It has been nearly four years since the 'Dieselgate' issue rocked Volkswagen, as well as the entire automotive industry to its core.
It resulted in the arrest of several high-ranking executives in the Volkswagen Auto Group (VAG), the fixing or 'buying-back' or millions of affected vehicles equipped with emission defeat devices, as well as the company itself re-branding to being more environmentally-friendly, and making electric vehicles.
However, it seems Volkswagen has not entirely abandoned diesel engines. While it's no secret that Volkswagen still equips some of their models with turbo-diesel powertrains (in certain markets), the company has continued to make diesel engines run cleaner. And with an all-new Golf set to be launched soon, Volkswagen wants to make it known to everyone that it will continue having an oil burner under the hood.

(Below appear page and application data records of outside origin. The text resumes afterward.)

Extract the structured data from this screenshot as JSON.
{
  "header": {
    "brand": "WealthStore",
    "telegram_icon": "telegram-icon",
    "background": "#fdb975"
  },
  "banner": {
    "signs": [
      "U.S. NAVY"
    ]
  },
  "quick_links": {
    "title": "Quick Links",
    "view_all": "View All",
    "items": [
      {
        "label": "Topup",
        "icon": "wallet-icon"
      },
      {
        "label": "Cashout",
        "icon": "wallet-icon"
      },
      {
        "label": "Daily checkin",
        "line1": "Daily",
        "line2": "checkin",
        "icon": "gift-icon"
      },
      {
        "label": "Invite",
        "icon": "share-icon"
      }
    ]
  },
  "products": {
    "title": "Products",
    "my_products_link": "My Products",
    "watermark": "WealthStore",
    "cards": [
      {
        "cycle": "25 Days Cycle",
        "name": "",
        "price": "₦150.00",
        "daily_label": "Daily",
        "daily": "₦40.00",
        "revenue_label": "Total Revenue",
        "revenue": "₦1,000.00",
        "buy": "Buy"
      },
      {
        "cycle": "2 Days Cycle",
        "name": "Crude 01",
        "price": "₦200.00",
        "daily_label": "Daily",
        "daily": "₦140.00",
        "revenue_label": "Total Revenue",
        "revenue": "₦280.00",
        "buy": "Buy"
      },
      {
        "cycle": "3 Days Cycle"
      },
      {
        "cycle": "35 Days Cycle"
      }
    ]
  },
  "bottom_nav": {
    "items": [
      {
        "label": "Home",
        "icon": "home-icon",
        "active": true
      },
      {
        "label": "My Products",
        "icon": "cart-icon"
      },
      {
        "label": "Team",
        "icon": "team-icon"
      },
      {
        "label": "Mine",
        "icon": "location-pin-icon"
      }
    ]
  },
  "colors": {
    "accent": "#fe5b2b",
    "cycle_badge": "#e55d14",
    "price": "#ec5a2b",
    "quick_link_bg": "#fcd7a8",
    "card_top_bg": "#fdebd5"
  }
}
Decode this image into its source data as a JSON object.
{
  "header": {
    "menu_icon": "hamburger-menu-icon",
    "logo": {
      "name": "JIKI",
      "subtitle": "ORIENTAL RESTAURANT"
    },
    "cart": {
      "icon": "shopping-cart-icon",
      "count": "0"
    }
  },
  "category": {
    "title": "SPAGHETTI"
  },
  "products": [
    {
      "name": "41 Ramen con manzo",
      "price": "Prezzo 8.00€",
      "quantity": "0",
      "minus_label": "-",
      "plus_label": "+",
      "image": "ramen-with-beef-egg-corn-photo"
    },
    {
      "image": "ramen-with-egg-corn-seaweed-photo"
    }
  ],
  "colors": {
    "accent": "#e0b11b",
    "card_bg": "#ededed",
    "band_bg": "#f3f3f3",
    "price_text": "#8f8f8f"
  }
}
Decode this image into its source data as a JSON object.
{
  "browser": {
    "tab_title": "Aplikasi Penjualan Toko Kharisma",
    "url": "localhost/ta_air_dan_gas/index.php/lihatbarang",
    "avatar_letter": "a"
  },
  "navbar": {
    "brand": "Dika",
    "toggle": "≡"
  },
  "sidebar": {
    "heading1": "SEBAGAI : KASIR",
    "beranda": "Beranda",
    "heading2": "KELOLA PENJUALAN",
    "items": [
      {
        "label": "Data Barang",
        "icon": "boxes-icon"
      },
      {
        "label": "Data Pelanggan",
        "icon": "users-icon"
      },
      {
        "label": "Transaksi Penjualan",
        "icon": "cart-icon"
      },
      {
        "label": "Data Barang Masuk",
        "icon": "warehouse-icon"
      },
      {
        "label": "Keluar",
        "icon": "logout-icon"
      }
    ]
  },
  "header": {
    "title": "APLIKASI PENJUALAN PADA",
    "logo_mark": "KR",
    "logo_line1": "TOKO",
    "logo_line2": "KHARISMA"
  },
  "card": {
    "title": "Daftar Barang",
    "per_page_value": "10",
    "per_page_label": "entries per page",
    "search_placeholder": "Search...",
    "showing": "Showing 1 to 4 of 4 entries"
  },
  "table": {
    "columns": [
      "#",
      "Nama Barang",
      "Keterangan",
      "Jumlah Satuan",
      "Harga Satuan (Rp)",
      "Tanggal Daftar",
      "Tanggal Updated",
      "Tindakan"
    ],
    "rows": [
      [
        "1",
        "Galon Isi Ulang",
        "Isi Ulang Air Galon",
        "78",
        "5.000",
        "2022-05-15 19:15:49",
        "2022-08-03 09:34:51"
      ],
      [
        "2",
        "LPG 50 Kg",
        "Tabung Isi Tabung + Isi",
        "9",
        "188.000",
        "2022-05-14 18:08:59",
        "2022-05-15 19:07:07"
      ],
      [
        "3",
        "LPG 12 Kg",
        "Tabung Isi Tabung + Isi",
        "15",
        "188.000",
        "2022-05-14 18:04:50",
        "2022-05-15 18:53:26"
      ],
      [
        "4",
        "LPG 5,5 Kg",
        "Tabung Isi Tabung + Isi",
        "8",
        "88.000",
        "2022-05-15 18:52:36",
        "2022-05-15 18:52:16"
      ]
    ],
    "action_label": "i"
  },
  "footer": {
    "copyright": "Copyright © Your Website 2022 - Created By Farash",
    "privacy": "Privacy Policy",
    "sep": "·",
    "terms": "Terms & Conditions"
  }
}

This will be made possible via what Volkswagen calls 'twin dosing'. It makes use of a smart selective catalytic reduction (SCR) technology that effectively reduces emission of harmful nitrogen oxide gas by 80% thanks to two injectors that deliver AdBlue to a car's system.
For those not in the know, automakers have been using the chemical ammonia (also called AdBlue) to reduce nitrogen oxides emitted by diesel engines. Volkswagen's new twin-dosing system improves on that by having two injectors that apply AdBlue in the exhaust system, and near the engine itself. With this new feature, hydrocarbons from diesel engines will be reduced significantly, which will result in cleaner air.
For now, the 150 PS version of the 2.0 TDI Evo engine (already seeing use in the new Passat) is the first nameplate from Volkswagen to come with the twin dosing SCR system. In the future, Volkswagen plans to install it across all turbo-diesel models of the Golf, as well as in other models. This will allow their engines to meet the strict Euro 6d emission standards.
While Volkswagen may be looking at electrification for all their cars, it looks like they are not yet ready to say goodbye to diesel technology just yet.